Nangklao (Thai: นั่งเกล้า) or Rama III was the third monarch of Siam under the House of Chakri, ruling from 21 July 1824 to 2 April 1851. He succeeded his father, Rama II, as the King of Siam. His succession was unusual according to the traditions because Nangklao was a son of a concubine rather than a queen. His accession was perceived by foreign observers as having usurped the prior claim of Prince Mongkut, who was a legitimate son of Rama II born to a queen, Srisuriyendra. Under the old concept of Thai monarchy, however, a proper king must emulate Maha Sammata in that he must be "elected by the people". Ironically, Prince Mongkut may have later contributed to this misconception, when he feared that his own accession might be perceived by foreign observers as a usurpation.

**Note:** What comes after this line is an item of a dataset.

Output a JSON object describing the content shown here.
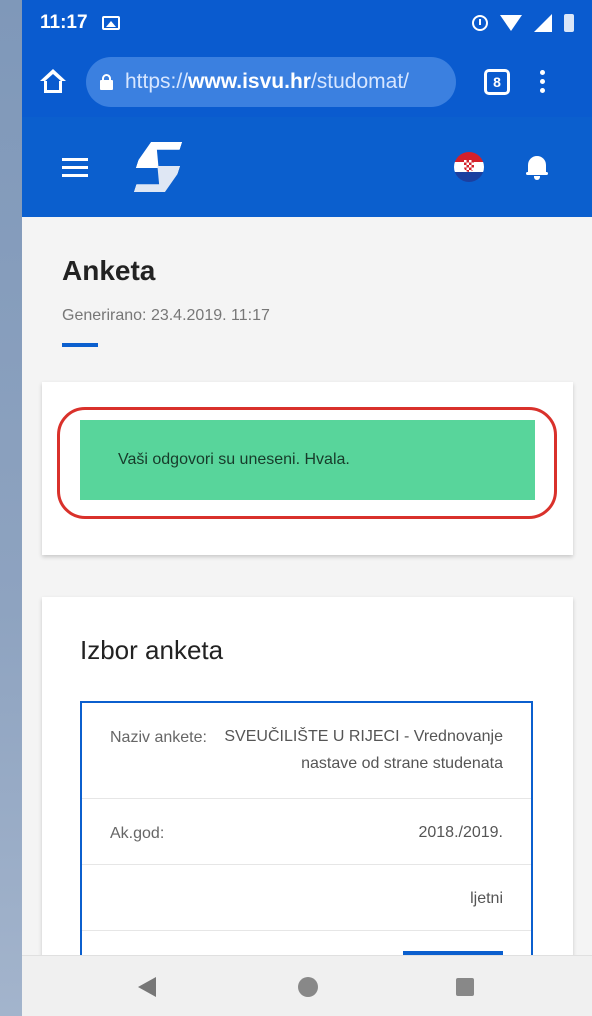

During Nangklao's reign, the military hegemony of Siam was established by putting down the Laotian Rebellion (1826–1829, in what would come to be called Isan), the Siamese–Vietnamese War (1831–34), and the Siamese-Vietnamese War fought in Cambodia (1841–45).
Nangklao died on 2 April 1851 without having named a successor. He had 51 children including sons, but raised none of his consorts to queen. The throne passed to his half-brother, Prince Mongkut.